H. R. GRALNICK, M.D.; J. S. FINLAYSON, PH.D.
Despite its molecular heterogeneity (1, 2), a relatively constant set of functional properties has been ascribed to human fibrinogen (3). It is, therefore, of considerable clinical, genetic, and biochemical importance that within the last decade several hereditary functional defects of fibrinogen have been described. These disorders of familial, qualitatively abnormal fibrinogens have been most commonly referred to as congenital dysfibrinogenemias (4).

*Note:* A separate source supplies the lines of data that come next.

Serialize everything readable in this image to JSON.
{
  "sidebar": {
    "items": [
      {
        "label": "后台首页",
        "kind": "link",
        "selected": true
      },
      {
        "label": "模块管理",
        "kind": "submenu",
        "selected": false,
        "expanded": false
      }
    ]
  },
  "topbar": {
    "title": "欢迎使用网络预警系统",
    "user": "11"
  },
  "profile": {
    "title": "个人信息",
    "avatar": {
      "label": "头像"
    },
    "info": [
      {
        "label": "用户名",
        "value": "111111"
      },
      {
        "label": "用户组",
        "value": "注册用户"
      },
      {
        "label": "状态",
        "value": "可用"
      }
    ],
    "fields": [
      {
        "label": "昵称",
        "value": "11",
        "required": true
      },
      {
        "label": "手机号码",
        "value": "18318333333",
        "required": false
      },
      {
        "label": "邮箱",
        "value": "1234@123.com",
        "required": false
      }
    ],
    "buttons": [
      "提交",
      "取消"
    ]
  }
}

Congenital variants of fibrinogen are usually first noticed during coagulation tests in which plasma fibrinogen is converted to fibrin—that is, thrombin time, Reptilase time, or prothrombin time. The times are generally prolonged; in some cases no clot forms at

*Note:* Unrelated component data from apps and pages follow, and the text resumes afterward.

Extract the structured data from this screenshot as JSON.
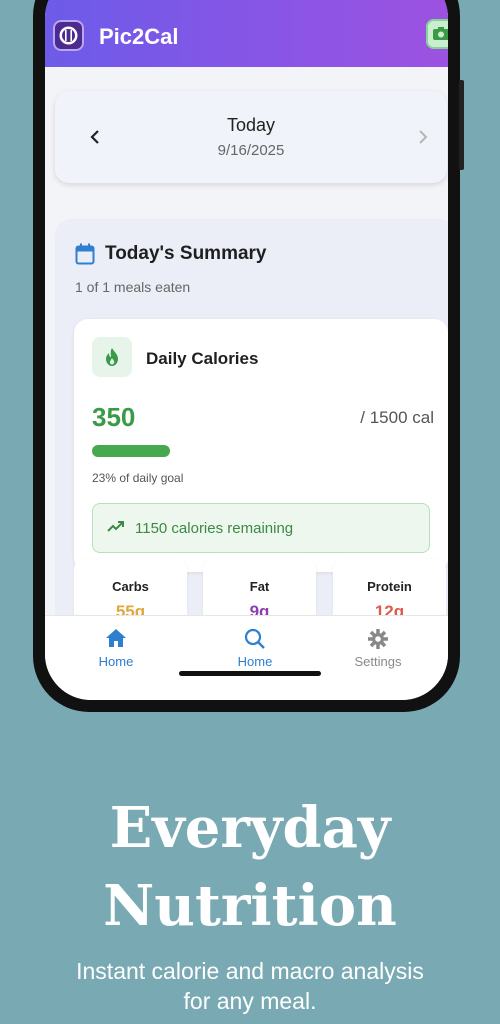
{
  "app": {
    "title": "Pic2Cal"
  },
  "date_card": {
    "title": "Today",
    "date": "9/16/2025"
  },
  "summary": {
    "title": "Today's Summary",
    "meals": "1 of 1 meals eaten",
    "calories": {
      "title": "Daily Calories",
      "value": "350",
      "goal": "/ 1500 cal",
      "percent_text": "23% of daily goal",
      "progress_fraction": 0.23,
      "remaining": "1150 calories remaining"
    },
    "macros": [
      {
        "label": "Carbs",
        "value": "55g",
        "color": "#e0a83a"
      },
      {
        "label": "Fat",
        "value": "9g",
        "color": "#8d3fb2"
      },
      {
        "label": "Protein",
        "value": "12g",
        "color": "#e05a4b"
      }
    ]
  },
  "nav": [
    {
      "label": "Home",
      "icon": "home-icon",
      "active": true
    },
    {
      "label": "Home",
      "icon": "search-icon",
      "active": true
    },
    {
      "label": "Settings",
      "icon": "gear-icon",
      "active": false
    }
  ],
  "promo": {
    "headline_1": "Everyday",
    "headline_2": "Nutrition",
    "tagline_1": "Instant calorie and macro analysis",
    "tagline_2": "for any meal."
  },
  "colors": {
    "background": "#79aab3",
    "accent": "#6d5be8",
    "green": "#3a9a46",
    "nav_active": "#2d7fd0"
  }
}
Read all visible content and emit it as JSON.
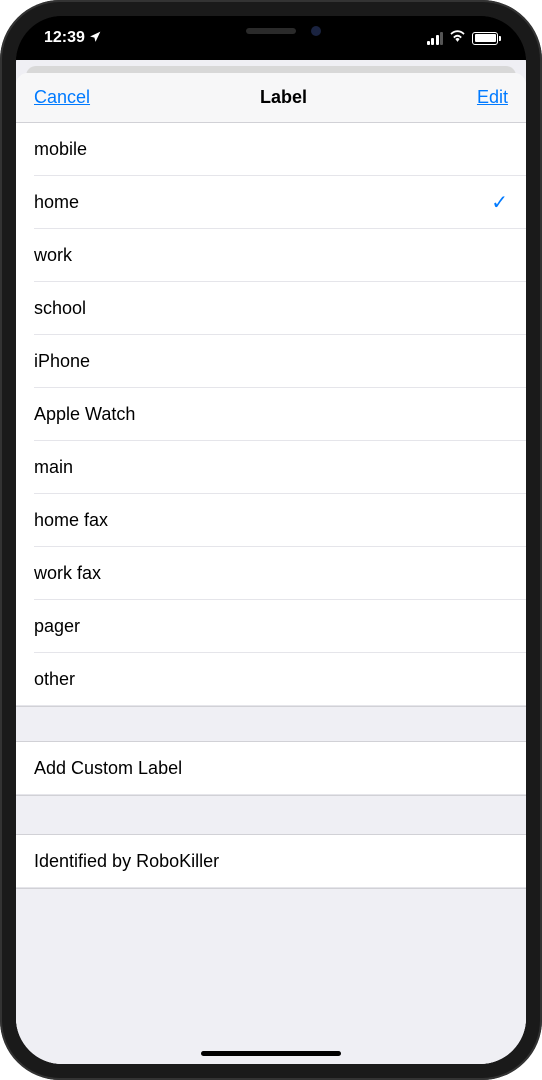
{
  "statusBar": {
    "time": "12:39"
  },
  "nav": {
    "cancel": "Cancel",
    "title": "Label",
    "edit": "Edit"
  },
  "labels": {
    "items": [
      {
        "name": "mobile",
        "selected": false
      },
      {
        "name": "home",
        "selected": true
      },
      {
        "name": "work",
        "selected": false
      },
      {
        "name": "school",
        "selected": false
      },
      {
        "name": "iPhone",
        "selected": false
      },
      {
        "name": "Apple Watch",
        "selected": false
      },
      {
        "name": "main",
        "selected": false
      },
      {
        "name": "home fax",
        "selected": false
      },
      {
        "name": "work fax",
        "selected": false
      },
      {
        "name": "pager",
        "selected": false
      },
      {
        "name": "other",
        "selected": false
      }
    ]
  },
  "customSection": {
    "addLabel": "Add Custom Label"
  },
  "extraSection": {
    "identified": "Identified by RoboKiller"
  }
}
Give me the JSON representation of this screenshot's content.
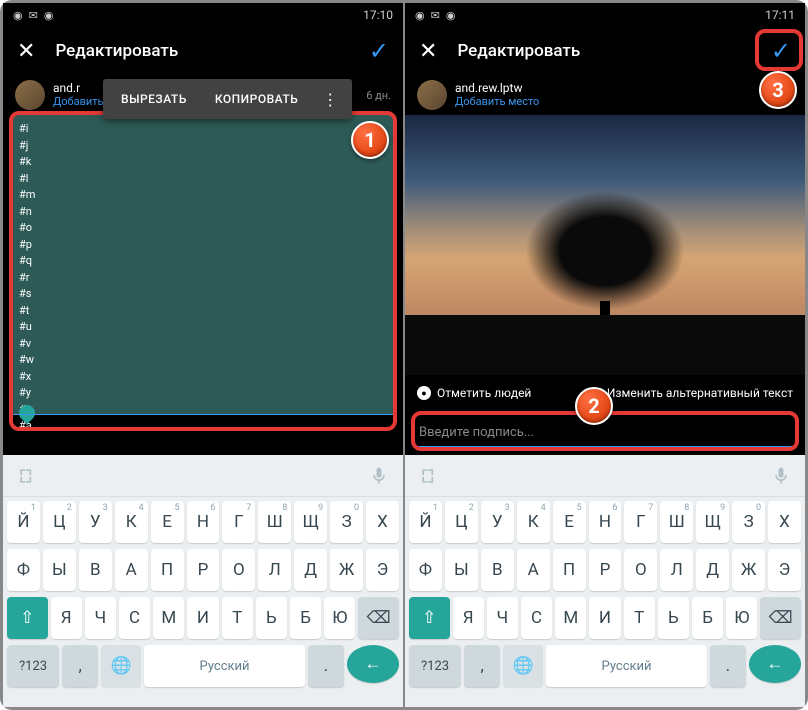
{
  "status": {
    "time_left": "17:10",
    "time_right": "17:11"
  },
  "header": {
    "title": "Редактировать"
  },
  "user": {
    "name_short": "and.r",
    "name_full": "and.rew.lptw",
    "add_place": "Добавить место",
    "age": "6 дн."
  },
  "context_menu": {
    "cut": "ВЫРЕЗАТЬ",
    "copy": "КОПИРОВАТЬ"
  },
  "tags": [
    "#i",
    "#j",
    "#k",
    "#l",
    "#m",
    "#n",
    "#o",
    "#p",
    "#q",
    "#r",
    "#s",
    "#t",
    "#u",
    "#v",
    "#w",
    "#x",
    "#y",
    "#z",
    "#a"
  ],
  "photo_actions": {
    "tag_people": "Отметить людей",
    "alt_text": "Изменить альтернативный текст"
  },
  "caption": {
    "placeholder": "Введите подпись..."
  },
  "badges": {
    "b1": "1",
    "b2": "2",
    "b3": "3"
  },
  "keyboard": {
    "row1": [
      [
        "Й",
        "1"
      ],
      [
        "Ц",
        "2"
      ],
      [
        "У",
        "3"
      ],
      [
        "К",
        "4"
      ],
      [
        "Е",
        "5"
      ],
      [
        "Н",
        "6"
      ],
      [
        "Г",
        "7"
      ],
      [
        "Ш",
        "8"
      ],
      [
        "Щ",
        "9"
      ],
      [
        "З",
        "0"
      ],
      [
        "Х",
        ""
      ]
    ],
    "row2": [
      "Ф",
      "Ы",
      "В",
      "А",
      "П",
      "Р",
      "О",
      "Л",
      "Д",
      "Ж",
      "Э"
    ],
    "row3": [
      "Я",
      "Ч",
      "С",
      "М",
      "И",
      "Т",
      "Ь",
      "Б",
      "Ю"
    ],
    "space_label": "Русский",
    "sym": "?123"
  }
}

Learn more about subscription options.
Register Now for a free account.
GRALNICK HR, FINLAYSON JS. Congenital Dysfibrinogenemias. Ann Intern Med. 1972;77:471–473. doi: 10.7326/0003-4819-77-3-471
Download citation file:
Published: Ann Intern Med. 1972;77(3):471-473.
Copyright © 2017 American College of Physicians. All Rights Reserved.
Print ISSN: 0003-4819 | Online ISSN: 1539-3704
Conditions of Use
This PDF is available to Subscribers Only